As widely predicted, the xenophobic violence has spread across the country from Gauteng. Last night, there were attacks in Du Noon, Cape Town. It sounds pretty awful. That said, the report I’ve linked to is by Caryn “worst nightmare” Dolley who was the reporter on the “truly terrible” Cableway breakdown story I mentioned last week, so maybe things aren’t actually a bad as they sound. But I’m willing to give Caryn the benefit of the doubt on this one. The TV pictures which have been shown across South Africa and the world make it clear just how horrendous the violence is.

And now the question “is this really xenophobic violence?” has been raised. Intelligence Minister Ronnie Kasrils suggests that there may be more to these attacks than just plain hatred of foreigners, suggesting that they were the result of opportunistic elements exploiting and manipulating genuine local grievances for their own sinister ends:

We must better educate our people in tolerance, resolutely dispelling any erroneous perceptions about foreign nationals, which are fuelled in circumstances of relative socio-economic disadvantage.
It is these variables that ultimately create the poisonous context for opportunistic elements to exploit and manipulate genuine local grievances for their own sinister ends, with tragic consequences.

And certainly, this same opportunism can clearly be seen in SA blogs, with many right-wing writers using the situation to pour fuel onto their racist fires – urging the white minority to rise again while the country is in disarray. I find it ironic that they suggest that this would never have happened under the Apartheid regime. Remembering back to the 1980’s when I lived in the UK, my only images of South Africa were the news pictures of township violence. I have chosen not to link to their sites, but Google will surely help you if that’s the kind of thing you like to read.

But of course those elements I mention above, be they xenophobic blacks or racist whites, don’t represent the views of the vast majority of South Africans. Back to the late 80’s again, when I was English and a football fan. So to the rest of the world, I was a football hooligan.
I tore up seats and threw them onto the pitch. I fought with rival fans just because they didn’t support United.
No, of course not. For a start, I was only 14 and it was only a tiny number of people who were involved in that scene. But that didn’t stop me being tarred with their dirty great brush.
Nic Haralambous sums it up nicely at SA Rocks, noting that the voices uniting against the violence are the ones transcending colour, creed, race or nationality. I’m not sure I would go so far as to agree with his comment that this is an “uplifting” experience for the country, though.

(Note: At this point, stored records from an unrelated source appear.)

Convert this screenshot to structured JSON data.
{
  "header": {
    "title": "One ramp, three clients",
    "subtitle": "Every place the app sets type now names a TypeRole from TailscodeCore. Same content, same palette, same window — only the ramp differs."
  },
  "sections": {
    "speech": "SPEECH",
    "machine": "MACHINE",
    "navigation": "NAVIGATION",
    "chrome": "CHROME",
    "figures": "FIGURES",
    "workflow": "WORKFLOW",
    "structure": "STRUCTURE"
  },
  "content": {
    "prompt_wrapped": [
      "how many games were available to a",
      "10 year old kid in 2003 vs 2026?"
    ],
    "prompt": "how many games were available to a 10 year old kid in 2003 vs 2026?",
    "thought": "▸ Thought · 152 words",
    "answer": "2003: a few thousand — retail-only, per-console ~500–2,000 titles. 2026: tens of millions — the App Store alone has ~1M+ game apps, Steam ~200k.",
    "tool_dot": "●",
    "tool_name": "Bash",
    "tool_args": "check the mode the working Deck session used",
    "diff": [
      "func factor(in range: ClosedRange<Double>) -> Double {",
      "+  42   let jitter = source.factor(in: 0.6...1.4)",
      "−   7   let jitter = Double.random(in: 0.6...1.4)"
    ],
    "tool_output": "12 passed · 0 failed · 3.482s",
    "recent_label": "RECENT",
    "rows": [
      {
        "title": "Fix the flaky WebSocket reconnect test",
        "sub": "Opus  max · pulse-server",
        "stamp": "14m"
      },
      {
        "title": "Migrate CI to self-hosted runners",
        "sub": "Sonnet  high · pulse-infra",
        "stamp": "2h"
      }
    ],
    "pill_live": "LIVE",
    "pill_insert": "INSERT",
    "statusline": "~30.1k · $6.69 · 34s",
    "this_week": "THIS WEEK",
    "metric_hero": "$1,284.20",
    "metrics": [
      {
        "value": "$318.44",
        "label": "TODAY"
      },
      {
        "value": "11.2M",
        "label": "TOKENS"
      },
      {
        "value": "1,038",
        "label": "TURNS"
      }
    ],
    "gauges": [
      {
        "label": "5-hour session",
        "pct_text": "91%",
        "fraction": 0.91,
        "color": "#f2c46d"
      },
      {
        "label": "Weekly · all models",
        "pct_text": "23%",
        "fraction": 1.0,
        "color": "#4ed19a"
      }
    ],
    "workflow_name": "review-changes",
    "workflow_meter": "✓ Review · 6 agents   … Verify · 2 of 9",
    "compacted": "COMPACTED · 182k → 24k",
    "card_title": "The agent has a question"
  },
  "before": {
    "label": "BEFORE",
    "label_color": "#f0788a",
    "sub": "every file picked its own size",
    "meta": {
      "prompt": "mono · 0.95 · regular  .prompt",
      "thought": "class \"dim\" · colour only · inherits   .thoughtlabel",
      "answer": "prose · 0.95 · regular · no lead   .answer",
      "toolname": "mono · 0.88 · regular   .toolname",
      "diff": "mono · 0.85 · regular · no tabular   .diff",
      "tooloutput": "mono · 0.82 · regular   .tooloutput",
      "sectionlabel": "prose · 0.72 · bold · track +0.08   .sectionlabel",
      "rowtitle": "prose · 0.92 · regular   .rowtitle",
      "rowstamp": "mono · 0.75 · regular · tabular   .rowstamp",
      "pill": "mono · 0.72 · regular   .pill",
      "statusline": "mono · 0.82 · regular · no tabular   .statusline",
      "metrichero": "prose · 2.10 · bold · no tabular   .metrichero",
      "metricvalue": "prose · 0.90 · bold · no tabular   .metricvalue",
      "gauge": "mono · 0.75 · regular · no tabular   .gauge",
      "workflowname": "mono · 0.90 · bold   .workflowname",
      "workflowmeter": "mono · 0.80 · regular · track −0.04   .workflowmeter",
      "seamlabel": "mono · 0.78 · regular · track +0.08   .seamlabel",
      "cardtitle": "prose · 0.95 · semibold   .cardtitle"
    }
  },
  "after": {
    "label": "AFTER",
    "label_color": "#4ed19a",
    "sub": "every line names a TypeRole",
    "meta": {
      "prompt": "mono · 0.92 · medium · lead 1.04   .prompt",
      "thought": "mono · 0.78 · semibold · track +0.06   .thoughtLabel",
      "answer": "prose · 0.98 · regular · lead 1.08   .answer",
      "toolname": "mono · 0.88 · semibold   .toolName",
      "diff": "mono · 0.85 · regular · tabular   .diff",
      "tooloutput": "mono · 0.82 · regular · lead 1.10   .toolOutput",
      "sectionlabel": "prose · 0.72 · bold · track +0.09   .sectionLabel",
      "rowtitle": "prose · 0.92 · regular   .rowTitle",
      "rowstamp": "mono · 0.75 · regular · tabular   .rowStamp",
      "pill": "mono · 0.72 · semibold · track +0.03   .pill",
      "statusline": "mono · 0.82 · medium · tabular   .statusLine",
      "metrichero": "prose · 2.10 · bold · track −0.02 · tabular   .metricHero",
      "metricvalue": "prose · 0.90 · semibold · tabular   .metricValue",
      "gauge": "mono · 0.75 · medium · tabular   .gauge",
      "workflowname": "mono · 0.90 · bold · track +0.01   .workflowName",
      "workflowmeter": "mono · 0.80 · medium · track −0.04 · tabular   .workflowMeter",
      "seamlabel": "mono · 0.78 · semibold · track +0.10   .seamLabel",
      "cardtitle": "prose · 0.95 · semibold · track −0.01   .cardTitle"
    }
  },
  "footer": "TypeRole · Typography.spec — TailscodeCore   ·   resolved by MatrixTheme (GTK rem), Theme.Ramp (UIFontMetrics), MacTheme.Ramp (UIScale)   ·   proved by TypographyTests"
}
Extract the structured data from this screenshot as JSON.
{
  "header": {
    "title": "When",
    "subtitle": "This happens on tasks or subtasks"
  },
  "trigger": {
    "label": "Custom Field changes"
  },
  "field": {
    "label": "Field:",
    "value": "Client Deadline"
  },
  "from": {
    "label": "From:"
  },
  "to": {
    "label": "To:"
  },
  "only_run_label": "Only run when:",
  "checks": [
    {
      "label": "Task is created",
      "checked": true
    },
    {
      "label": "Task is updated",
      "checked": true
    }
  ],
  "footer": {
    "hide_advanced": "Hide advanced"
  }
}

The BBC quoted my arbitary line: “It seems likely that this situation will certainly get worse before it gets better”.
It was a weak bit of writing, to be honest. But sadly, the point still stands.